I often get super-annoyed at the Wall St. Journal’s Career section. Mostly, it’s because of their huge blind spot about the abuse that companies heap on employees in the name of profits, and how they defend a heap of dysfunctional conduct by managers as “the way business is.” I know, duh, the WSJ is the bastion of corporate America and all, but I still get annoyed. (We won’t even go into my feelings about the Law Blog and its often pathetic commenters.)
Still, I felt compelled to read a recent article on Superjobs: Why You Work More, Enjoy It Less. Cause, yanno, it seemed like it might say something useful about overwork. And it did, in one part, give a nod to the stats on the sleep disruption that occurs if you work more than 14 hours a day, and even (gasp) suggested that work needs to be limited to less than 10 hours daily. No doubt every New York BigLaw firm is meeting right now to make that happen.
But mostly, the article was about overworked, stretched employees. The article led with a story of a pastry chef who was, er, asked to help out with handyman tasks like tiling the restaurant kitchen, when his boss found out he could do that sort of thing. That was the heart of the article—employees who had to take on tasks completely outside their areas of competence. For example,

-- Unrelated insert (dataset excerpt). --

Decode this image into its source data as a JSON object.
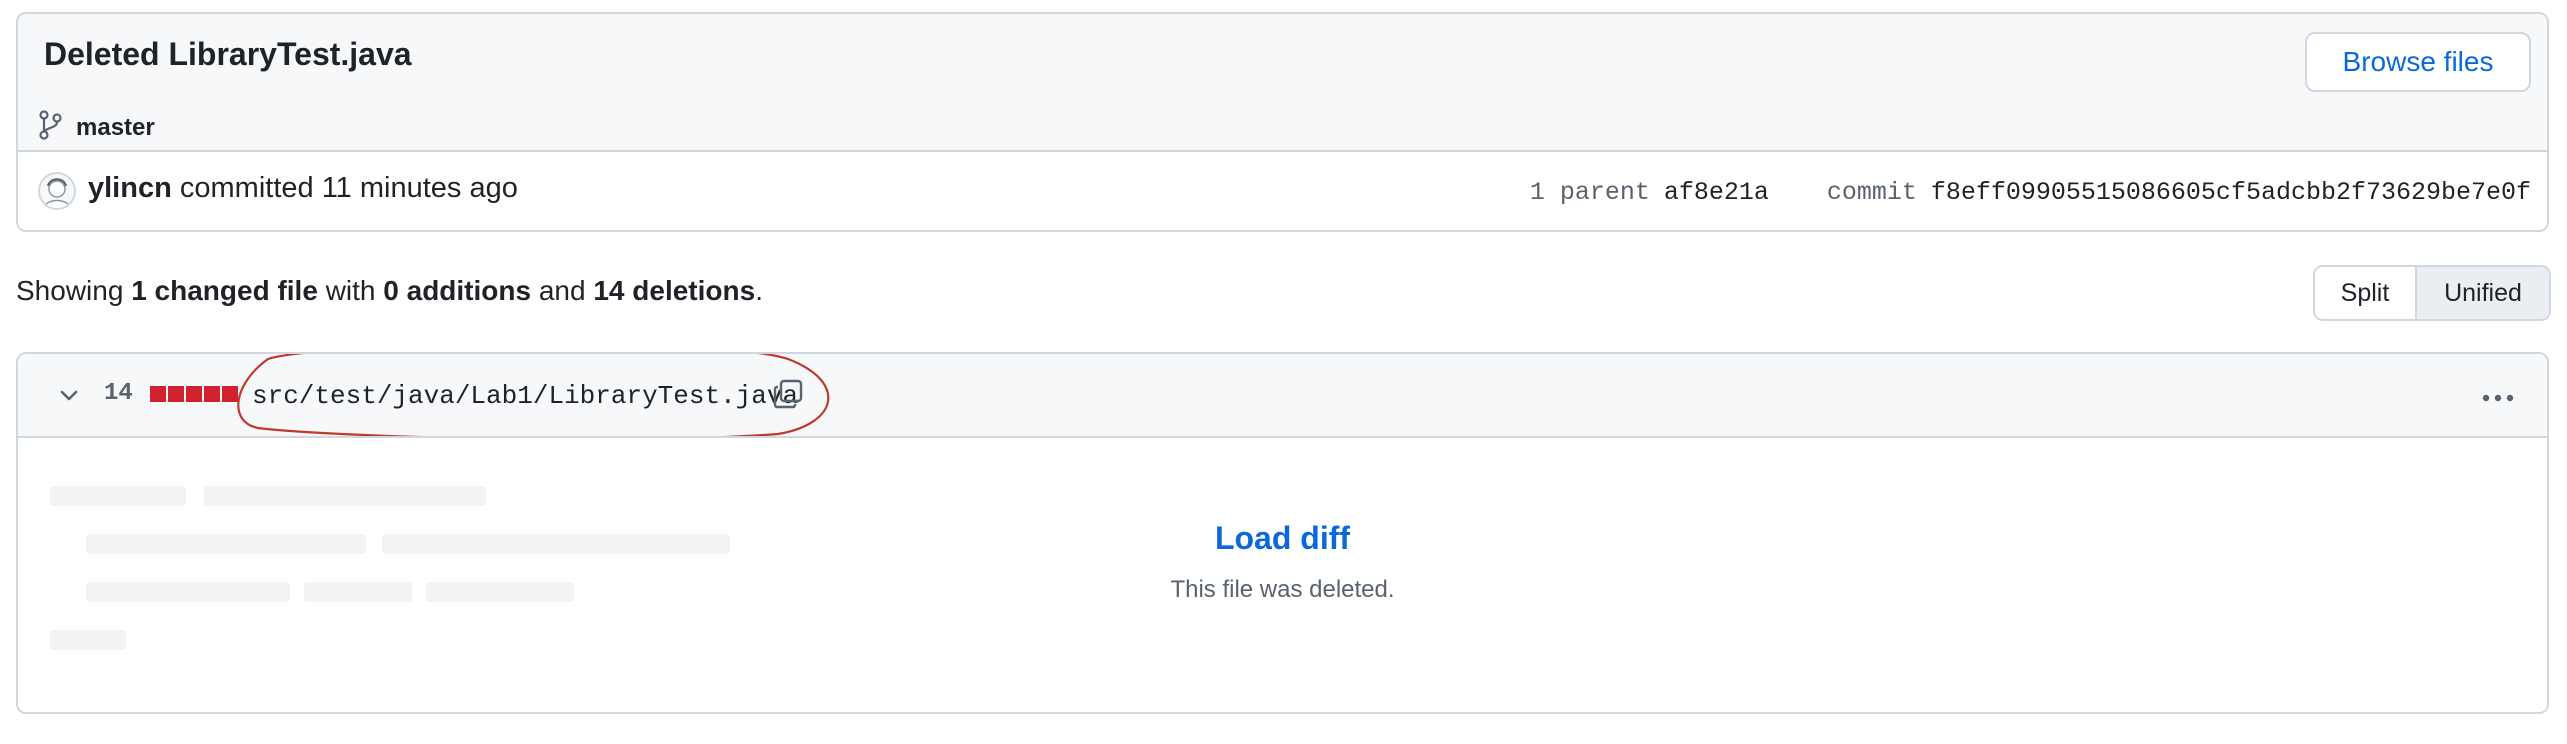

engineers going on sales calls, accountants pitching in on customer service and chief financial officers running a division on the side.
I’m not so sure I want my customer service delivered by an accountant, because too many of the people who are actually hired for their customer service skills suck. Then again, maybe accountants couldn’t be worse.
Be that as it may, the article framed some of this working way outside their competency as employees doing “whatever it takes to help their company compete.” Translation: anything to keep my job. (Prime example of why the WSJ annoys me. But I digress.)
Overwork or Opportunity?
This happens to some extent in law, and has for a while: Associates who help put together dog-and-pony shows are just one example. It’s often called by the dreaded “non-billable hours” moniker.
In smaller firms, attorneys often end up taking the lead on technology projects, because they see the glaring need to upgrade from Windows XP and have a blog, while the firm leaders—usually the ones whose secretaries print out emails for them—don’t.
On the one hand, pitching in on these extra tasks sucks, because you’re already working too many hours and law firms rarely reward non-billable hours effort by attorneys. It’s conveniently forgotten at review time, and you get dinged for not meeting billable hours minimums.
On the other hand, it might be a great idea to jump up and volunteer for some of these tasks, and say to hell with the billable hours quest. You can learn new, non-attorney skills that might come in quite handy in an alternative legal career search. Marketing experience can be helpful in almost any line of work, for example. So can understanding social media tools. Public speaking is also a good skill to have, regardless of industry.
You could, even, look around your firm and see what kinds of non-billable projects need doing. Then ask yourself whether any of them match a nascent interest of yours. You could use that as a springboard out of law, if you’re a little purposeful about it.
Or, you could be like me and stumble into your opportunity. I co-wrote an article for Legal Times when I was at my last firm, and that article was a prime writing sample that helped me land a job with a legal publisher. I didn’t take on the article with the idea of creating a writing sample, but it worked out that way.
Look at these extra tasks as a way to give the Universe a chance to help you out in your alternative legal career search. Hell, if you need it, you have my permission to focus more on those tasks than finding billable work.
Jennifer Alvey is a recovering lawyer who coaches unhappy attorneys on making lemonade from lemons as they transition to their new careers and lives. Find out how to do that with a discounted sample coaching session. Email Jennifer at firstname.lastname@example.org to schedule yours today.